It is a 100% superwash merino wool and the 100g skein has a massive 600 metres to play with!

The question was – what to do with it – adding to my stash and just admiring it now and again was an option but I really wanted to stitch something in the amazing colours! I found a design I had done a while ago and figured this would be perfect for this type of colour explosion…

I soon realised that I couldn’t just start stitching – in order to make the most of all of the colours in the skein they needed to be split off so I could pick and choose and have them dotted all over the lovely flowers.

So, a bit of hand winding is required if you choose to use a skein like this but it is definately worth it for the rewards at the end. All you need to do is start winding the first colour off from the skein in to a ball and finish when the colour does. Do this for all of the different colours in the yarn and you have a whole set of colours that go together perfectly.

The beauty with the Filigran yarn was that the colours were non repeating so you got a whole ball of that colour off in one go and there was still a variation in that particular colour which will look like a variagated thread when stitched.

I chose the lace weight yarn as it is 2ply and therefore still quite a thin thread for hand stitching as I didn’t want it to look too heavy on the design.

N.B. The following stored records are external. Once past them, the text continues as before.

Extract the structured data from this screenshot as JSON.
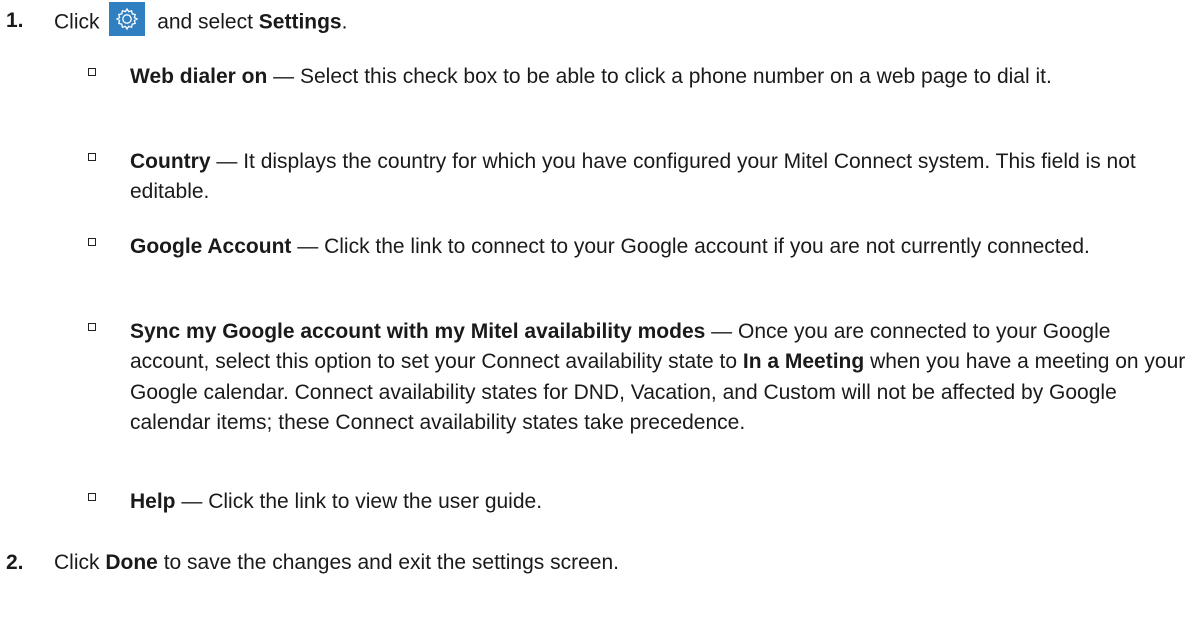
{
  "steps": [
    {
      "number": "1.",
      "prefix": "Click",
      "icon": "gear-icon",
      "middle": "and select",
      "bold": "Settings",
      "suffix": "."
    },
    {
      "number": "2.",
      "prefix": "Click",
      "bold": "Done",
      "suffix": "to save the changes and exit the settings screen."
    }
  ],
  "bullets": [
    {
      "term": "Web dialer on",
      "dash": "—",
      "text": "Select this check box to be able to click a phone number on a web page to dial it."
    },
    {
      "term": "Country",
      "dash": "—",
      "text": "It displays the country for which you have configured your Mitel Connect system. This field is not editable."
    },
    {
      "term": "Google Account",
      "dash": "—",
      "text": "Click the link to connect to your Google account if you are not currently connected."
    },
    {
      "term": "Sync my Google account with my Mitel availability modes",
      "dash": "—",
      "text_before": "Once you are connected to your Google account, select this option to set your Connect availability state to",
      "text_bold": "In a Meeting",
      "text_after": "when you have a meeting on your Google calendar. Connect availability states for DND, Vacation, and Custom will not be affected by Google calendar items; these Connect availability states take precedence."
    },
    {
      "term": "Help",
      "dash": "—",
      "text": "Click the link to view the user guide."
    }
  ],
  "colors": {
    "icon_background": "#2f7fc1",
    "text": "#1a1a1a"
  }
}
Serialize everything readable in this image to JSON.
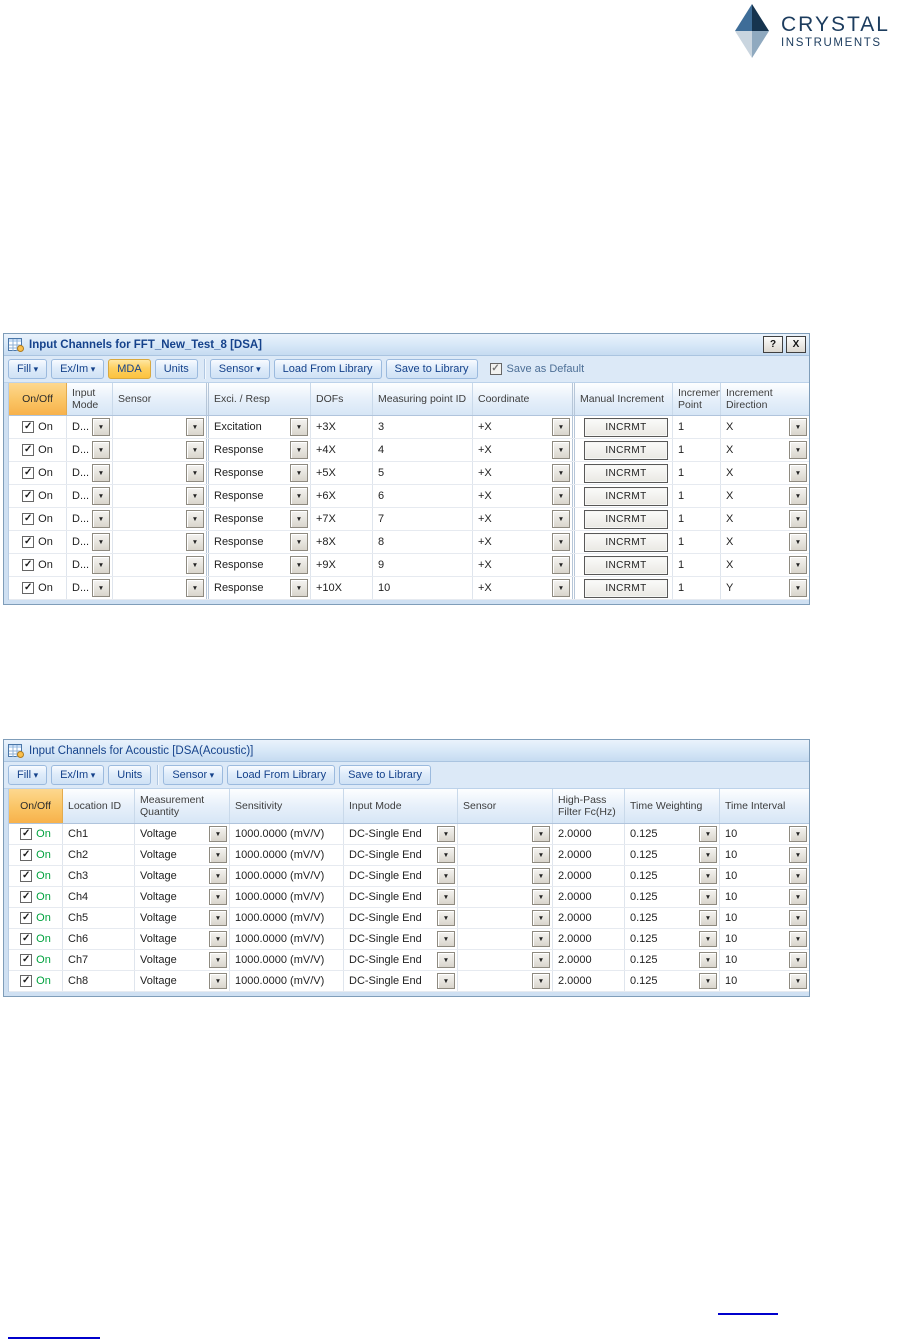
{
  "logo": {
    "line1": "CRYSTAL",
    "line2": "INSTRUMENTS"
  },
  "colors": {
    "accent_orange": "#FBBC50",
    "office_blue": "#15428B",
    "on_green": "#00A23E",
    "link_blue": "#0000CC",
    "logo_navy": "#1C3C5E"
  },
  "dialog1": {
    "title": "Input Channels for FFT_New_Test_8 [DSA]",
    "help_label": "?",
    "close_label": "X",
    "toolbar": {
      "fill": "Fill",
      "exim": "Ex/Im",
      "mda": "MDA",
      "units": "Units",
      "sensor": "Sensor",
      "load": "Load From Library",
      "save": "Save to Library",
      "save_default": "Save as Default",
      "save_default_checked": true
    },
    "columns": [
      "On/Off",
      "Input Mode",
      "Sensor",
      "Exci. / Resp",
      "DOFs",
      "Measuring point ID",
      "Coordinate",
      "Manual Increment",
      "Increment Point",
      "Increment Direction"
    ],
    "rows": [
      {
        "on": "On",
        "input_mode": "D...",
        "sensor": "",
        "exci_resp": "Excitation",
        "dofs": "+3X",
        "point_id": "3",
        "coordinate": "+X",
        "increment": "INCRMT",
        "inc_point": "1",
        "inc_dir": "X"
      },
      {
        "on": "On",
        "input_mode": "D...",
        "sensor": "",
        "exci_resp": "Response",
        "dofs": "+4X",
        "point_id": "4",
        "coordinate": "+X",
        "increment": "INCRMT",
        "inc_point": "1",
        "inc_dir": "X"
      },
      {
        "on": "On",
        "input_mode": "D...",
        "sensor": "",
        "exci_resp": "Response",
        "dofs": "+5X",
        "point_id": "5",
        "coordinate": "+X",
        "increment": "INCRMT",
        "inc_point": "1",
        "inc_dir": "X"
      },
      {
        "on": "On",
        "input_mode": "D...",
        "sensor": "",
        "exci_resp": "Response",
        "dofs": "+6X",
        "point_id": "6",
        "coordinate": "+X",
        "increment": "INCRMT",
        "inc_point": "1",
        "inc_dir": "X"
      },
      {
        "on": "On",
        "input_mode": "D...",
        "sensor": "",
        "exci_resp": "Response",
        "dofs": "+7X",
        "point_id": "7",
        "coordinate": "+X",
        "increment": "INCRMT",
        "inc_point": "1",
        "inc_dir": "X"
      },
      {
        "on": "On",
        "input_mode": "D...",
        "sensor": "",
        "exci_resp": "Response",
        "dofs": "+8X",
        "point_id": "8",
        "coordinate": "+X",
        "increment": "INCRMT",
        "inc_point": "1",
        "inc_dir": "X"
      },
      {
        "on": "On",
        "input_mode": "D...",
        "sensor": "",
        "exci_resp": "Response",
        "dofs": "+9X",
        "point_id": "9",
        "coordinate": "+X",
        "increment": "INCRMT",
        "inc_point": "1",
        "inc_dir": "X"
      },
      {
        "on": "On",
        "input_mode": "D...",
        "sensor": "",
        "exci_resp": "Response",
        "dofs": "+10X",
        "point_id": "10",
        "coordinate": "+X",
        "increment": "INCRMT",
        "inc_point": "1",
        "inc_dir": "Y"
      }
    ]
  },
  "dialog2": {
    "title": "Input Channels for Acoustic [DSA(Acoustic)]",
    "toolbar": {
      "fill": "Fill",
      "exim": "Ex/Im",
      "units": "Units",
      "sensor": "Sensor",
      "load": "Load From Library",
      "save": "Save to Library"
    },
    "columns": [
      "On/Off",
      "Location ID",
      "Measurement Quantity",
      "Sensitivity",
      "Input Mode",
      "Sensor",
      "High-Pass Filter Fc(Hz)",
      "Time Weighting",
      "Time Interval"
    ],
    "rows": [
      {
        "on": "On",
        "location": "Ch1",
        "quantity": "Voltage",
        "sensitivity": "1000.0000 (mV/V)",
        "input_mode": "DC-Single End",
        "sensor": "",
        "hp_filter": "2.0000",
        "time_weighting": "0.125",
        "time_interval": "10"
      },
      {
        "on": "On",
        "location": "Ch2",
        "quantity": "Voltage",
        "sensitivity": "1000.0000 (mV/V)",
        "input_mode": "DC-Single End",
        "sensor": "",
        "hp_filter": "2.0000",
        "time_weighting": "0.125",
        "time_interval": "10"
      },
      {
        "on": "On",
        "location": "Ch3",
        "quantity": "Voltage",
        "sensitivity": "1000.0000 (mV/V)",
        "input_mode": "DC-Single End",
        "sensor": "",
        "hp_filter": "2.0000",
        "time_weighting": "0.125",
        "time_interval": "10"
      },
      {
        "on": "On",
        "location": "Ch4",
        "quantity": "Voltage",
        "sensitivity": "1000.0000 (mV/V)",
        "input_mode": "DC-Single End",
        "sensor": "",
        "hp_filter": "2.0000",
        "time_weighting": "0.125",
        "time_interval": "10"
      },
      {
        "on": "On",
        "location": "Ch5",
        "quantity": "Voltage",
        "sensitivity": "1000.0000 (mV/V)",
        "input_mode": "DC-Single End",
        "sensor": "",
        "hp_filter": "2.0000",
        "time_weighting": "0.125",
        "time_interval": "10"
      },
      {
        "on": "On",
        "location": "Ch6",
        "quantity": "Voltage",
        "sensitivity": "1000.0000 (mV/V)",
        "input_mode": "DC-Single End",
        "sensor": "",
        "hp_filter": "2.0000",
        "time_weighting": "0.125",
        "time_interval": "10"
      },
      {
        "on": "On",
        "location": "Ch7",
        "quantity": "Voltage",
        "sensitivity": "1000.0000 (mV/V)",
        "input_mode": "DC-Single End",
        "sensor": "",
        "hp_filter": "2.0000",
        "time_weighting": "0.125",
        "time_interval": "10"
      },
      {
        "on": "On",
        "location": "Ch8",
        "quantity": "Voltage",
        "sensitivity": "1000.0000 (mV/V)",
        "input_mode": "DC-Single End",
        "sensor": "",
        "hp_filter": "2.0000",
        "time_weighting": "0.125",
        "time_interval": "10"
      }
    ]
  }
}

Once all your colours are ready to go you can get stitching. This yarn proved to be really nice to stitch with. It had a good amount of strength to it so the thread did not break up or become too weak too soon as you stitched.

Here’s how the pattern looked when finished – absolutely stunning colours…

This will be available as a PDF pattern very soon and I can definately say I will be using this yarn again and already have my eye on a few more types to try out!